Your task » All lines with the word "this" are to be found and copied from the listing.

Input data »
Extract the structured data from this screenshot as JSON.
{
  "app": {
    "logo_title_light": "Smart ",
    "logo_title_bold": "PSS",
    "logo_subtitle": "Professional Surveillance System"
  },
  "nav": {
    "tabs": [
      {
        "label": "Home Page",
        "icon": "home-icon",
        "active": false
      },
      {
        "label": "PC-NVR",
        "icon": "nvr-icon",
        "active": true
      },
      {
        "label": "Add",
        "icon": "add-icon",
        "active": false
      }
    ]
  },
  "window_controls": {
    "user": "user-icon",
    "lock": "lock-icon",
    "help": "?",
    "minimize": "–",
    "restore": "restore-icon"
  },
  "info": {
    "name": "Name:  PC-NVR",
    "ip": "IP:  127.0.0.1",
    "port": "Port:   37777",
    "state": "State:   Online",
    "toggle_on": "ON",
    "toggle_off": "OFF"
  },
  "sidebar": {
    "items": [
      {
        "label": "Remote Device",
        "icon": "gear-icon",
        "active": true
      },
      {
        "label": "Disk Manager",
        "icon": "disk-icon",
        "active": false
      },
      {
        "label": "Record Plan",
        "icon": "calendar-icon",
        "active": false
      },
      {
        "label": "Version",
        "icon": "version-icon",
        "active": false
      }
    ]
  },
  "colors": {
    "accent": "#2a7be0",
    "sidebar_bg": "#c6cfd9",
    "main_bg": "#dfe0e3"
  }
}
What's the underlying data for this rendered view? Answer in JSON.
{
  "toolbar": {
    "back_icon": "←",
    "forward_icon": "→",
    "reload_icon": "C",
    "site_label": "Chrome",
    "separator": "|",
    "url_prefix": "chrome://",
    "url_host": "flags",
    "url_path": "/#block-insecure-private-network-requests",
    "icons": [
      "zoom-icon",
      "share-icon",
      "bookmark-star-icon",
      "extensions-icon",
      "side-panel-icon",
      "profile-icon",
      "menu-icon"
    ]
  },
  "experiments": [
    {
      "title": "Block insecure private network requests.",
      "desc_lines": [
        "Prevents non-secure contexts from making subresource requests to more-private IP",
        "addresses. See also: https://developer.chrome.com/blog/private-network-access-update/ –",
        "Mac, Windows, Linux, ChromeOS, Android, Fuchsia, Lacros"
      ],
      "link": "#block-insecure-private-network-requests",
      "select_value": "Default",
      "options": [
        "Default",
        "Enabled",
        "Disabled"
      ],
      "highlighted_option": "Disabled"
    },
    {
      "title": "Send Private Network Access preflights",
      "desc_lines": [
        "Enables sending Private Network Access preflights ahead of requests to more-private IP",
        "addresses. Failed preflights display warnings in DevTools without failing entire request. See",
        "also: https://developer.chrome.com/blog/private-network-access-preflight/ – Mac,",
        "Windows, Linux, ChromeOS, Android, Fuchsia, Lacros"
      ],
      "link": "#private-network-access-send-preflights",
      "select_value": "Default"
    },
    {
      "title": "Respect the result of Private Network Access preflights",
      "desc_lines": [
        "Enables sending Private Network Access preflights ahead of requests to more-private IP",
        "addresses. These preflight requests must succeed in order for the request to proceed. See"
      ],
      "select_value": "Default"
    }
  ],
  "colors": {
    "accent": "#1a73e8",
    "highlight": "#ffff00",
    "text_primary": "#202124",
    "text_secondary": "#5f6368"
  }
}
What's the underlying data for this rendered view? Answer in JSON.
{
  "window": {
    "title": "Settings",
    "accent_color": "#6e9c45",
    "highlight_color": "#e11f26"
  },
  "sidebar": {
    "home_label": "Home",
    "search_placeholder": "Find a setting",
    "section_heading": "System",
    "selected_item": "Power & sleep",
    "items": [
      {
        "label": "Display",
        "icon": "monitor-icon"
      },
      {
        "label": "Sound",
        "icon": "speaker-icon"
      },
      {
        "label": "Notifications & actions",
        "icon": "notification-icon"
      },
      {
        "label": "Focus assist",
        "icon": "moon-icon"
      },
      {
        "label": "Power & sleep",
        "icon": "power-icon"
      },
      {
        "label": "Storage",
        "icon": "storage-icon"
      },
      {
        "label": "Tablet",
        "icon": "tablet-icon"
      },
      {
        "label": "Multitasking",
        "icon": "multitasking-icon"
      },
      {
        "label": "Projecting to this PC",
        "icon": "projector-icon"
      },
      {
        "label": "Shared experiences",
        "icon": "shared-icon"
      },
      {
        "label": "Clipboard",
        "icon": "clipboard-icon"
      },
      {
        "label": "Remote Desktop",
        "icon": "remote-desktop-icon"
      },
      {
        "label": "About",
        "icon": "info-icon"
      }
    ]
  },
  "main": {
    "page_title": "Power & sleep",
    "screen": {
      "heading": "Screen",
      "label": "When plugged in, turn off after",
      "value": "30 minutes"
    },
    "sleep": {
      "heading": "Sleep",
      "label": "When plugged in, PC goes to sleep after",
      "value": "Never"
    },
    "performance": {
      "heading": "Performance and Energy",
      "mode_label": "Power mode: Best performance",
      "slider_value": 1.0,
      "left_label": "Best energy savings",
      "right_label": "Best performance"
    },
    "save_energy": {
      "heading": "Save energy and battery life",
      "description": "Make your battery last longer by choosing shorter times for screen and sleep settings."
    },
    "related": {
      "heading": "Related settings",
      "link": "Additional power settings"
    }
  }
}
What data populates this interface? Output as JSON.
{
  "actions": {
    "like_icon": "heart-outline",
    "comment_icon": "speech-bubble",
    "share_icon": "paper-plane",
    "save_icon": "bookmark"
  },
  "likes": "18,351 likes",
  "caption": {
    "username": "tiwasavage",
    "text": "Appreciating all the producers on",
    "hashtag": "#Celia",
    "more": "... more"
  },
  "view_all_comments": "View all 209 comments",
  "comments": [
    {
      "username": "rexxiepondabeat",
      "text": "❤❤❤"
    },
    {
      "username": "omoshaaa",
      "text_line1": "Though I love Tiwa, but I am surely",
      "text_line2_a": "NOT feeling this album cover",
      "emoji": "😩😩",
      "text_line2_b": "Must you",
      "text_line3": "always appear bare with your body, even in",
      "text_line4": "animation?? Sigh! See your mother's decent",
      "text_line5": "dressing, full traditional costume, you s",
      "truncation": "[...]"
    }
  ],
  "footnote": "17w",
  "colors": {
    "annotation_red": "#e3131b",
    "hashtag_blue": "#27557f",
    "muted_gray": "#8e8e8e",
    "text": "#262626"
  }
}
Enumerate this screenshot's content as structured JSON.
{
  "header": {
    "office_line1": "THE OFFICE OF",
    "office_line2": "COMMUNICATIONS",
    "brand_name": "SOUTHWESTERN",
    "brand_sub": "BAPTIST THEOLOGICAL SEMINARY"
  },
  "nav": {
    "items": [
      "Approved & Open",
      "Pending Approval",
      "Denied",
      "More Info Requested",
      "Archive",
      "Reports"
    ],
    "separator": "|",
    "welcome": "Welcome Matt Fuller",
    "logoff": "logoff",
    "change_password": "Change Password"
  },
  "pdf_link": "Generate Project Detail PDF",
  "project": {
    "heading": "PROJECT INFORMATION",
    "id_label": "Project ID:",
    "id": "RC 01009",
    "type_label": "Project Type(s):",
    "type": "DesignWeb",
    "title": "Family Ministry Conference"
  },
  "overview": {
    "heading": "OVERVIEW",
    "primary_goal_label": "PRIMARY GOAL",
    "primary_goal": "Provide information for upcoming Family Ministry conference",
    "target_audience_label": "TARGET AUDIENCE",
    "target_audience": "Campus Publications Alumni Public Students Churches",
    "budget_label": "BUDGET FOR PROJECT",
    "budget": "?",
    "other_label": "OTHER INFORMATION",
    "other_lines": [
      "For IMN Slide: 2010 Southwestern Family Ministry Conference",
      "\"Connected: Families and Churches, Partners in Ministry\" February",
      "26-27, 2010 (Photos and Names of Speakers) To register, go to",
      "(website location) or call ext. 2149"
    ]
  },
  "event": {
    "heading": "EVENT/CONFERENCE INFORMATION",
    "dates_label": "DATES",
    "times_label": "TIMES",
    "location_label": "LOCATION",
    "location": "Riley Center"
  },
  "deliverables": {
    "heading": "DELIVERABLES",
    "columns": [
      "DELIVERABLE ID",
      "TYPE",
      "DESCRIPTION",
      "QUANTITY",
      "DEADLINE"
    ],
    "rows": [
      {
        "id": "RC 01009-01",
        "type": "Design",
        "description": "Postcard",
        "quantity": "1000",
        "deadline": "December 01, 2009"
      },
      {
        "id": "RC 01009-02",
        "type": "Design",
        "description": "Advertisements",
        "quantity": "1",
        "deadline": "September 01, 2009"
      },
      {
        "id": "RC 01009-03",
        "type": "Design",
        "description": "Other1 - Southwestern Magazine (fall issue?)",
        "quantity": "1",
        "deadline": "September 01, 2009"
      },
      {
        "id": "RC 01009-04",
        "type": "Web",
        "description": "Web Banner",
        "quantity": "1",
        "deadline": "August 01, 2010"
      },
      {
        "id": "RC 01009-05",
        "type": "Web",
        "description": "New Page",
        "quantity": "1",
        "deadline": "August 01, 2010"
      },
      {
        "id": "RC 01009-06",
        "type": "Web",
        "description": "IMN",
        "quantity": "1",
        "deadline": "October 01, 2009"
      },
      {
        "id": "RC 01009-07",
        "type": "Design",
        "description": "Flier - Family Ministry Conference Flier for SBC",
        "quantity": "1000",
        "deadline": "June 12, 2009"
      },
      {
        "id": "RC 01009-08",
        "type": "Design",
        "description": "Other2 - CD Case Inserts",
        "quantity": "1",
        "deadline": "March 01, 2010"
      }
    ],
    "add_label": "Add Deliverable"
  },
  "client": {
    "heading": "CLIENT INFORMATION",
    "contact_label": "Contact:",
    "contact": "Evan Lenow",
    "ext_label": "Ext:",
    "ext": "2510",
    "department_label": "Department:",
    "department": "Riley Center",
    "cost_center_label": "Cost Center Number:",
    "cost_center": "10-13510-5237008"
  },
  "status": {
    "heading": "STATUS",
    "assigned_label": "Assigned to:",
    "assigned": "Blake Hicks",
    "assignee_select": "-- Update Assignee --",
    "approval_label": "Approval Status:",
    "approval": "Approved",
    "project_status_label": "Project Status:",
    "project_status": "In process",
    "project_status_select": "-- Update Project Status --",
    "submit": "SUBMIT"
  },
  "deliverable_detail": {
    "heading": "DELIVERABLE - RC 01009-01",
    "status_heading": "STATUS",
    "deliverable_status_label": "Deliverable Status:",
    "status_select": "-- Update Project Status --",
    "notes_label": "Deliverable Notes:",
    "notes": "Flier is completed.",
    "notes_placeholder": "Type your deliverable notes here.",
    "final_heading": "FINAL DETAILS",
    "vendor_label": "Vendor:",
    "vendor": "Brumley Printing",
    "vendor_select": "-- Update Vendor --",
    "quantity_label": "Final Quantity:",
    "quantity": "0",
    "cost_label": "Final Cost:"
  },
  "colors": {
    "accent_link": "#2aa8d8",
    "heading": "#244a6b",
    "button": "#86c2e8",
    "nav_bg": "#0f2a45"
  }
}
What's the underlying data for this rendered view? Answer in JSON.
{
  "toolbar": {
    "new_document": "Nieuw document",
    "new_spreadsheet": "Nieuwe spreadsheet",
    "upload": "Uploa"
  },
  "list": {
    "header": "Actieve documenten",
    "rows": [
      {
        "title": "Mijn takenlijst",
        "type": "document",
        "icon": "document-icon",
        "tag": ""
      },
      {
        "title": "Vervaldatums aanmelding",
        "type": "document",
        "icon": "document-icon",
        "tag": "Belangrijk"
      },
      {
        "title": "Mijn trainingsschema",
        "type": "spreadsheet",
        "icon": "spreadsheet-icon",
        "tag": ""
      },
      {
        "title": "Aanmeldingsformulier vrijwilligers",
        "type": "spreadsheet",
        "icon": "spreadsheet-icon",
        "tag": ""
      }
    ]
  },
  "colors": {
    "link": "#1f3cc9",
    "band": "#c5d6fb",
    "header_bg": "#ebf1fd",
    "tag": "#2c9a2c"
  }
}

Response to the exercise »
Extract the structured data from this screenshot as JSON.
What's the underlying data for this rendered view? Answer in JSON.
What's the underlying data for this rendered view? Answer in JSON.
        "label": "Projecting to this PC",
What data populates this interface? Output as JSON.
      "text_line2_a": "NOT feeling this album cover",
Enumerate this screenshot's content as structured JSON.
What's the underlying data for this rendered view? Answer in JSON.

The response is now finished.